Apr 10, 2012

Posted | 0 Comments

Review: Alabama Shakes – Boys & Girls

 

Some people are born to perform, and, judging by Alabama Shakes’ debut album Boys & Girls, this is a band made up of those people. Hailing, as their name suggests, from Alabama, Alabama Shakes’ lead-singer Brittany Howard and bassist Zac Cockrell have been making music together since high-school, and since making MTV’s list of 11 Artists To Watch In 2012, being signed to Rough Trade Records last year and making their name as one of the best new live bands around this year, this really is a band that deserves the hype they are receiving and are proving that there is music in their veins.

Their sound is beautifully fresh but doused in the characeristics of traditional soul and the raw twangs of garage rock. Lead-singer Brittany Howard, who has a voice that could tear you apart, is full of a quivering intensity, with a powerful soulful bawl that sounds like it has been lifted right from the 60s. She has a strong passionate presence, like Aretha Franklin with a guitar, which does not come around very often. As album opener Hold On begins, we are pulled right into the bluesy, southern rhythms that quickly burst into the fizzing rock vibes that have helped them make their name as a band to see live. Howard does not waste time in showing just what her voice can do, booming the words ‘hold on’ as if her life depends on it. You Ain’t Alone, sitting in the middle of album, is the point at which any doubters will surely be turned. The nearly five minute long song shows Howard and the band at their best, creating a track with moments of tenderness, soft enough to slow dance to which then fly seamlessly into a ’60’s rock and roll kind of screaming passion. It is a song that, even after four and a half minutes, you just do not want to end.

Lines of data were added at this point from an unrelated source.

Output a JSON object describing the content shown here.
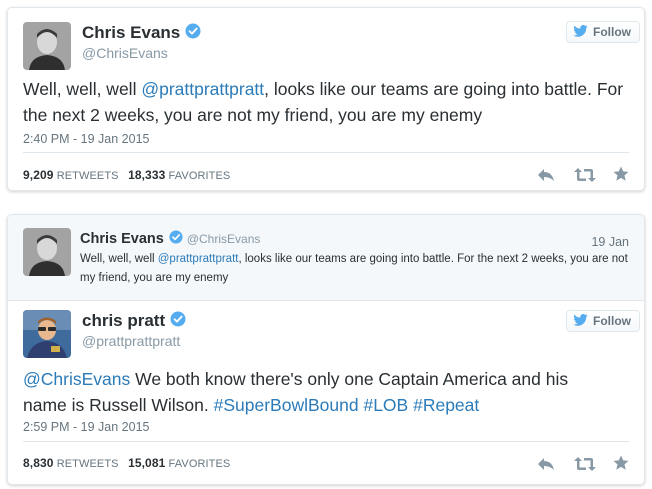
{
  "tweet1": {
    "name": "Chris Evans",
    "handle": "@ChrisEvans",
    "follow_label": "Follow",
    "text_before": "Well, well, well ",
    "mention": "@prattprattpratt",
    "text_after": ", looks like our teams are going into battle. For the next 2 weeks, you are not my friend, you are my enemy",
    "timestamp": "2:40 PM - 19 Jan 2015",
    "retweets_count": "9,209",
    "retweets_label": "RETWEETS",
    "favorites_count": "18,333",
    "favorites_label": "FAVORITES"
  },
  "tweet2": {
    "quoted": {
      "name": "Chris Evans",
      "handle": "@ChrisEvans",
      "date": "19 Jan",
      "text_before": "Well, well, well ",
      "mention": "@prattprattpratt",
      "text_after": ", looks like our teams are going into battle. For the next 2 weeks, you are not my friend, you are my enemy"
    },
    "name": "chris pratt",
    "handle": "@prattprattpratt",
    "follow_label": "Follow",
    "mention": "@ChrisEvans",
    "text_mid": " We both know there's only one Captain America and his name is Russell Wilson. ",
    "hashtag1": "#SuperBowlBound",
    "hashtag2": "#LOB",
    "hashtag3": "#Repeat",
    "timestamp": "2:59 PM - 19 Jan 2015",
    "retweets_count": "8,830",
    "retweets_label": "RETWEETS",
    "favorites_count": "15,081",
    "favorites_label": "FAVORITES"
  },
  "icons": {
    "verified": "verified-badge-icon",
    "bird": "twitter-bird-icon",
    "reply": "reply-icon",
    "retweet": "retweet-icon",
    "favorite": "star-icon"
  },
  "colors": {
    "link": "#2b7bb9",
    "verified": "#55acee",
    "bird": "#55acee",
    "text": "#292f33",
    "muted": "#66757f",
    "quote_bg": "#f5f8fa",
    "border": "#e1e8ed"
  }
}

There are many reasons why you would not want this album to end, the main one being that it is made for people to dance and scream along to; Hang Loose has a riff so light and bouncy that crowds will be moving before the opening has finished, and Rise To The Sun is a slow-burning highlight; ‘My eyes are full of stars, but I just can’t reach them, oh how high they are’. are the words Howard sings over a rippling guitar tune, just before the song explodes into the heavy soul blasts that we have already come to expect. As we reach the end of the album, however, the pace slows down, and, through songs such as the title track Boys & Girls, we are shown the side of Alabama Shakes which could make a crowd fall silent. Echoing whistles give way to Howard’s vocals, which almost fade to a whisper, and give this album just what it needs to make it a favourite with the critics.

When a band is as soulful and full of energy, and hyped up this much because of it, there is always a danger that they will not live up to the high expectations. Howard’s screeching vocals, accompanied by a band so full of classic soul feeling, make for a perfect mixture for a live show, but there is the feeling that this energy is dampened when you are listening to them through headphones. Alabama Shakes are a lot to contain and on record they are a bit like a caged tiger, undoubtedly powerful, but nothing compared to the version in the wild. But, at the points where the production sometimes does not show them at their lively best, I would suggest turning Boys & Girls up louder and dancing more, because if you ever feel like you are lacking in energy then this album is more than enough to pick you right up.

Howard and her hypnotic drawl will be the stars of this record, but the plodding bass and the soft pulses of guitar give the album its charm, and, together, Alabama Shakes are bringing that classic Americana rhythm back into popular culture and giving music its soul back.

Josh King